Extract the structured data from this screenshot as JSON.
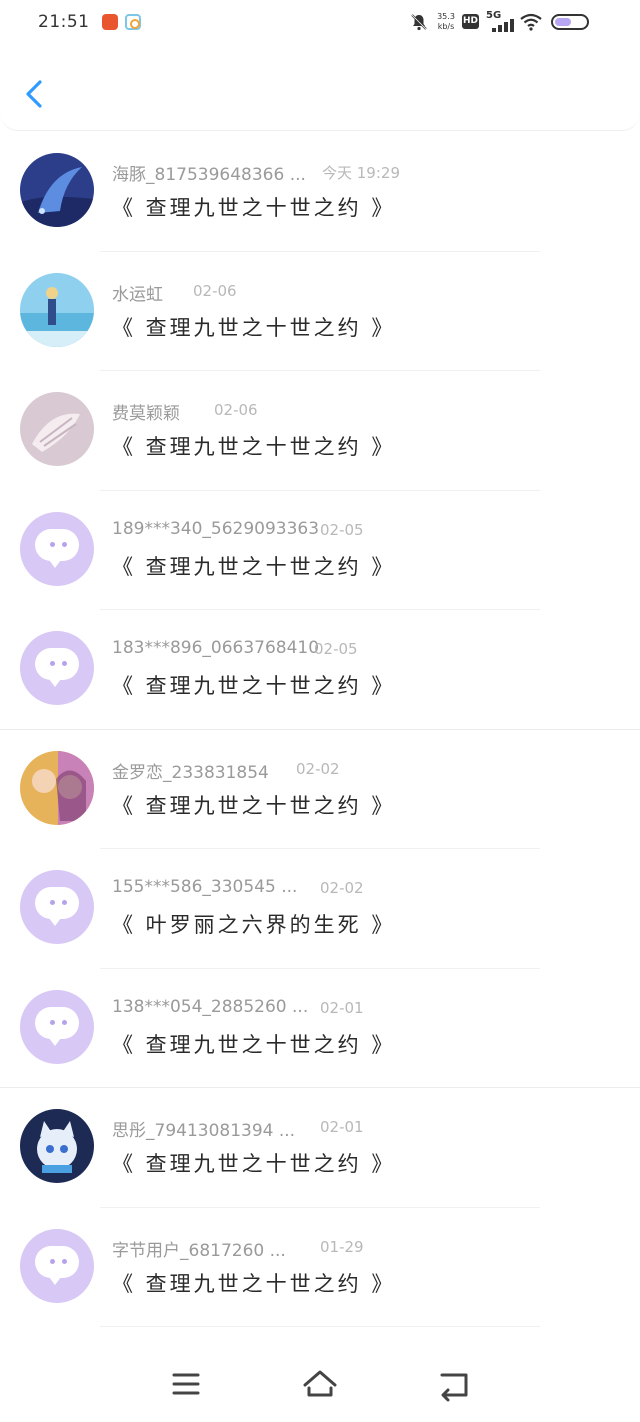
{
  "status_bar": {
    "time": "21:51",
    "net_speed_value": "35.3",
    "net_speed_unit": "kb/s",
    "hd_label": "HD",
    "network_label": "5G",
    "battery_level": 0.6,
    "battery_color": "#b9a6f3"
  },
  "header": {
    "back_icon": "chevron-left-icon",
    "accent_color": "#2f9bff"
  },
  "messages": [
    {
      "name": "海豚_817539648366 ...",
      "date": "今天 19:29",
      "text": "《 查理九世之十世之约 》",
      "avatar": "photo-ocean"
    },
    {
      "name": "水运虹",
      "date": "02-06",
      "text": "《 查理九世之十世之约 》",
      "avatar": "photo-beach"
    },
    {
      "name": "费莫颖颖",
      "date": "02-06",
      "text": "《 查理九世之十世之约 》",
      "avatar": "photo-shell"
    },
    {
      "name": "189***340_5629093363",
      "date": "02-05",
      "text": "《 查理九世之十世之约 》",
      "avatar": "default-chat"
    },
    {
      "name": "183***896_0663768410",
      "date": "02-05",
      "text": "《 查理九世之十世之约 》",
      "avatar": "default-chat"
    },
    {
      "name": "金罗恋_233831854",
      "date": "02-02",
      "text": "《 查理九世之十世之约 》",
      "avatar": "photo-anime"
    },
    {
      "name": "155***586_330545 ...",
      "date": "02-02",
      "text": "《 叶罗丽之六界的生死 》",
      "avatar": "default-chat"
    },
    {
      "name": "138***054_2885260 ...",
      "date": "02-01",
      "text": "《 查理九世之十世之约 》",
      "avatar": "default-chat"
    },
    {
      "name": "思彤_79413081394 ...",
      "date": "02-01",
      "text": "《 查理九世之十世之约 》",
      "avatar": "photo-cat"
    },
    {
      "name": "字节用户_6817260 ...",
      "date": "01-29",
      "text": "《 查理九世之十世之约 》",
      "avatar": "default-chat"
    }
  ],
  "nav_bar": {
    "menu_icon": "menu-icon",
    "home_icon": "home-icon",
    "back_icon": "back-icon"
  }
}
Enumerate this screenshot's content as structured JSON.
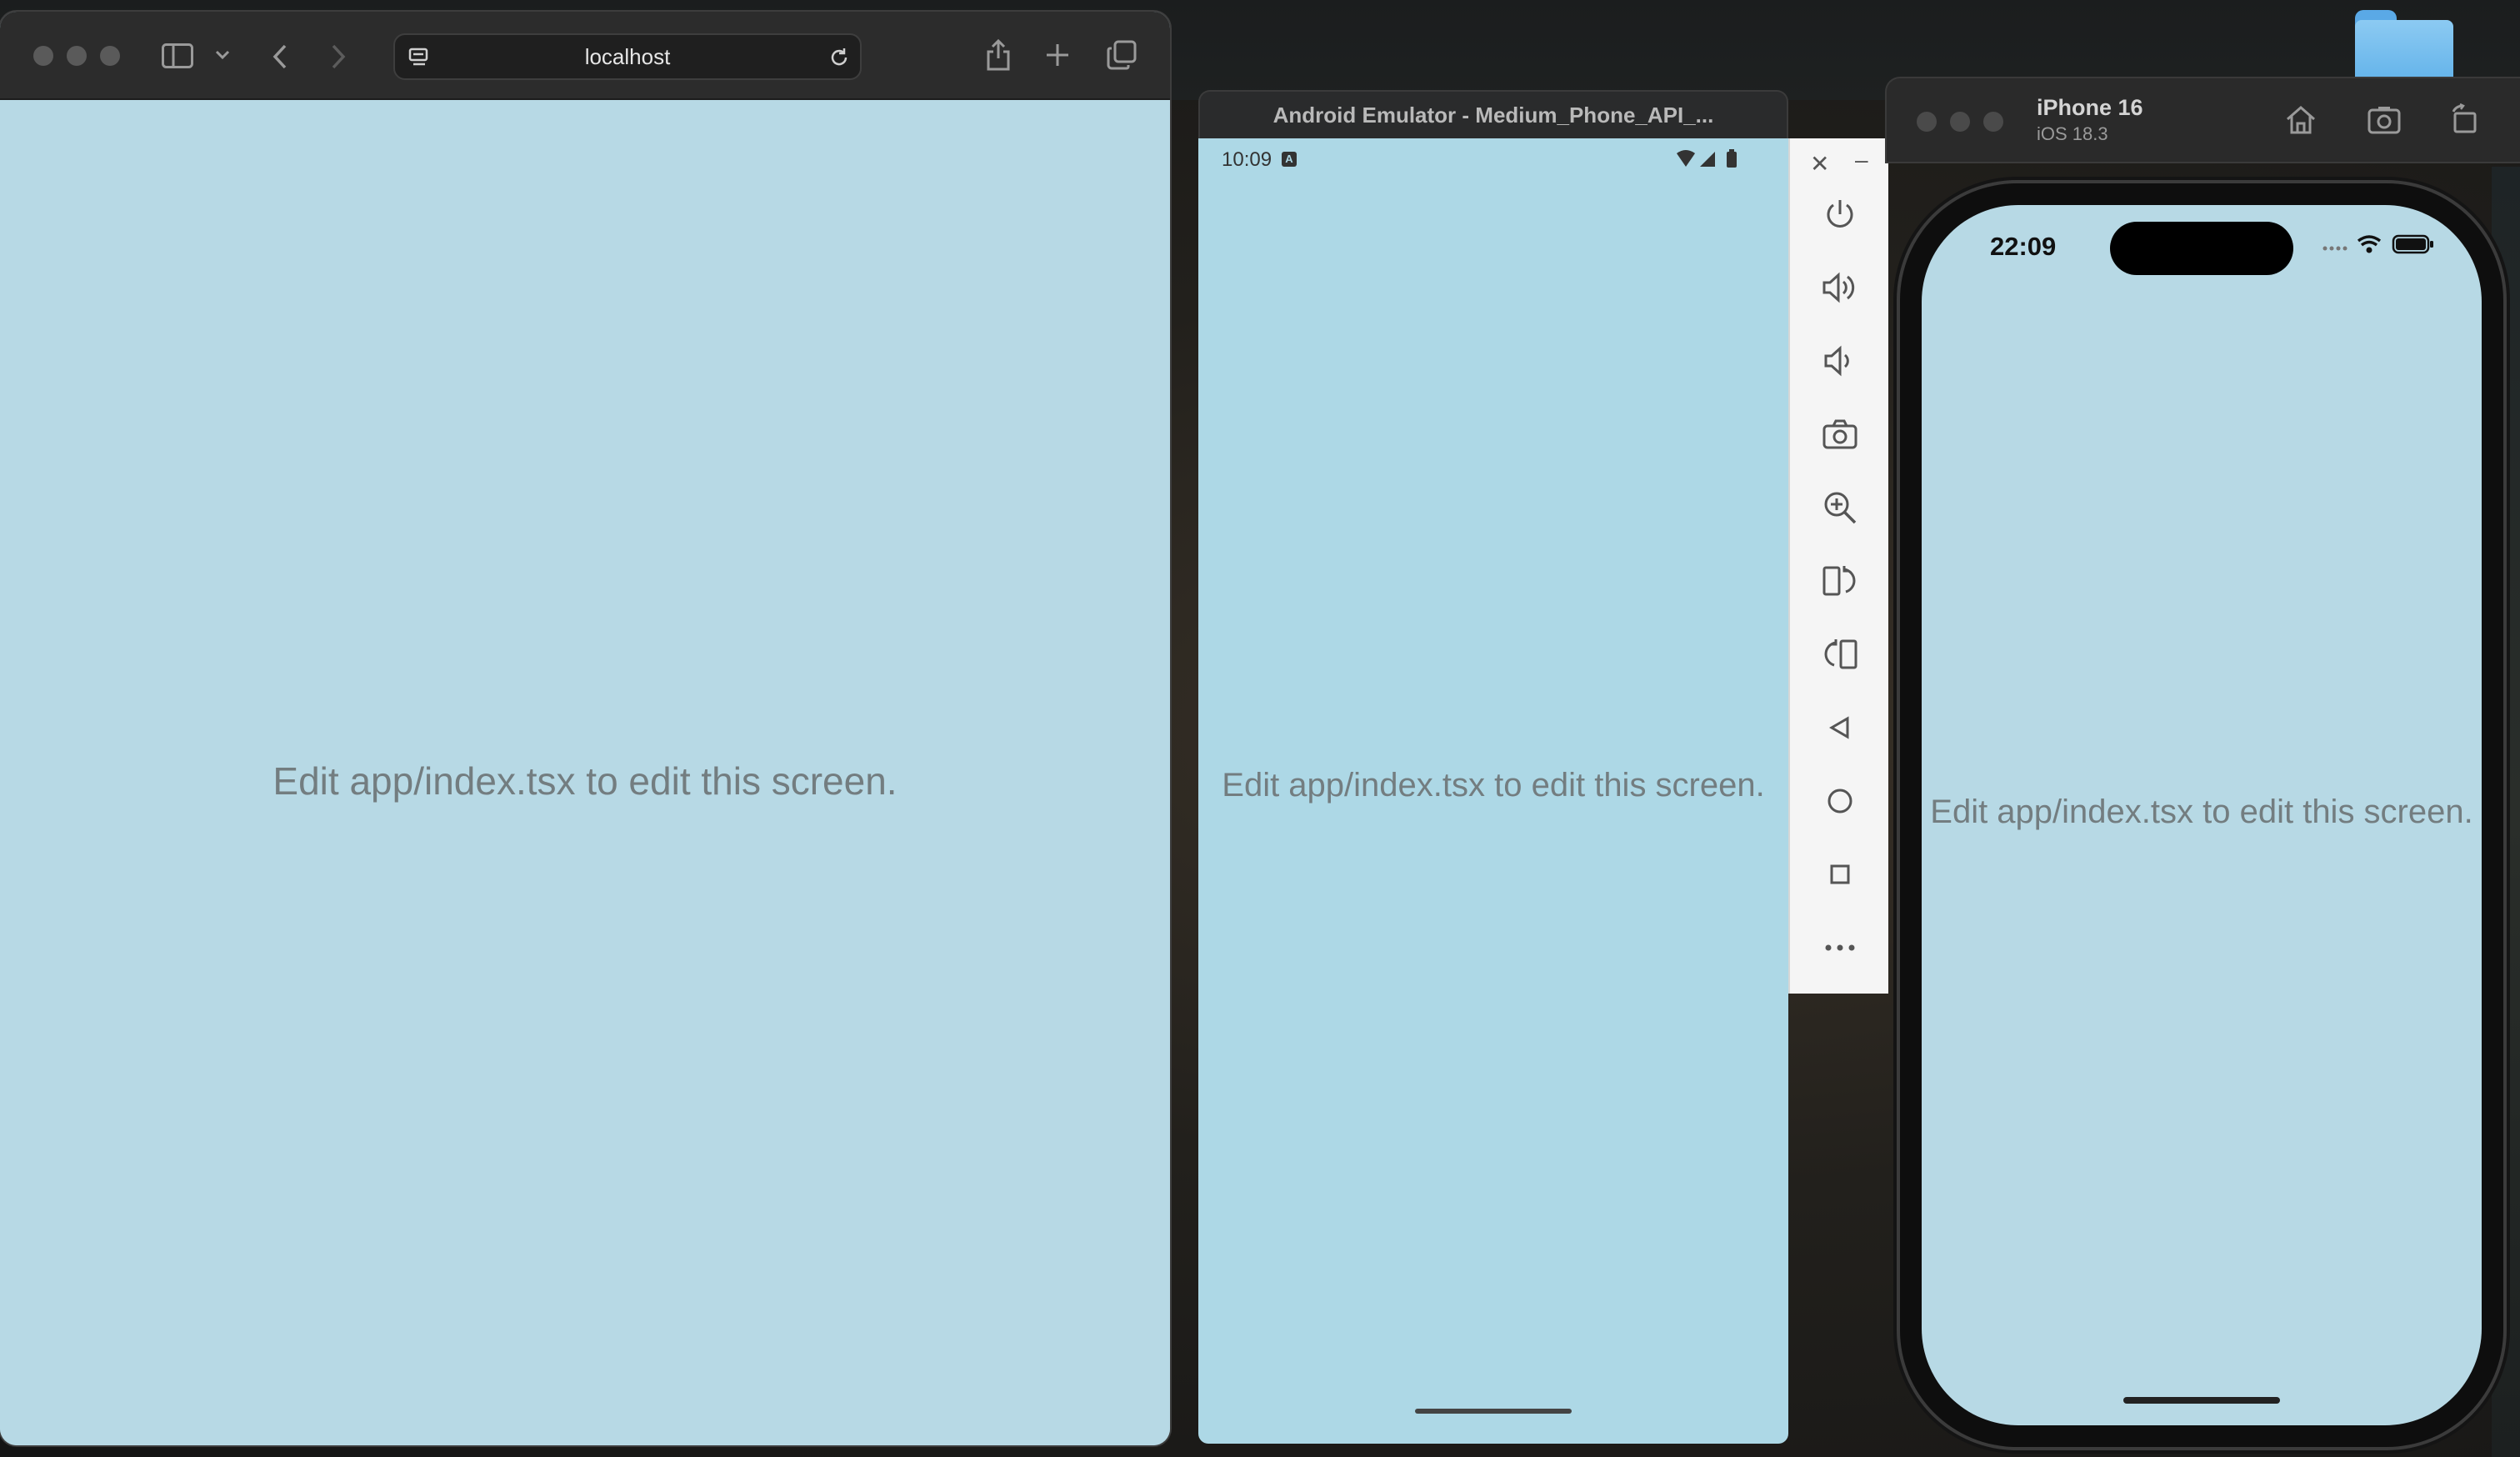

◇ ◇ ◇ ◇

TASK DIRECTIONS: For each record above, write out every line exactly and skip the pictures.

RESULT FOR THIS TASK:
Extract the structured data from this screenshot as JSON.
{
  "status_bar": {
    "time": "21:51",
    "net_speed_value": "35.3",
    "net_speed_unit": "kb/s",
    "hd_label": "HD",
    "network_label": "5G",
    "battery_level": 0.6,
    "battery_color": "#b9a6f3"
  },
  "header": {
    "back_icon": "chevron-left-icon",
    "accent_color": "#2f9bff"
  },
  "messages": [
    {
      "name": "海豚_817539648366 ...",
      "date": "今天 19:29",
      "text": "《 查理九世之十世之约 》",
      "avatar": "photo-ocean"
    },
    {
      "name": "水运虹",
      "date": "02-06",
      "text": "《 查理九世之十世之约 》",
      "avatar": "photo-beach"
    },
    {
      "name": "费莫颖颖",
      "date": "02-06",
      "text": "《 查理九世之十世之约 》",
      "avatar": "photo-shell"
    },
    {
      "name": "189***340_5629093363",
      "date": "02-05",
      "text": "《 查理九世之十世之约 》",
      "avatar": "default-chat"
    },
    {
      "name": "183***896_0663768410",
      "date": "02-05",
      "text": "《 查理九世之十世之约 》",
      "avatar": "default-chat"
    },
    {
      "name": "金罗恋_233831854",
      "date": "02-02",
      "text": "《 查理九世之十世之约 》",
      "avatar": "photo-anime"
    },
    {
      "name": "155***586_330545 ...",
      "date": "02-02",
      "text": "《 叶罗丽之六界的生死 》",
      "avatar": "default-chat"
    },
    {
      "name": "138***054_2885260 ...",
      "date": "02-01",
      "text": "《 查理九世之十世之约 》",
      "avatar": "default-chat"
    },
    {
      "name": "思彤_79413081394 ...",
      "date": "02-01",
      "text": "《 查理九世之十世之约 》",
      "avatar": "photo-cat"
    },
    {
      "name": "字节用户_6817260 ...",
      "date": "01-29",
      "text": "《 查理九世之十世之约 》",
      "avatar": "default-chat"
    }
  ],
  "nav_bar": {
    "menu_icon": "menu-icon",
    "home_icon": "home-icon",
    "back_icon": "back-icon"
  }
}
Enumerate this screenshot's content as structured JSON.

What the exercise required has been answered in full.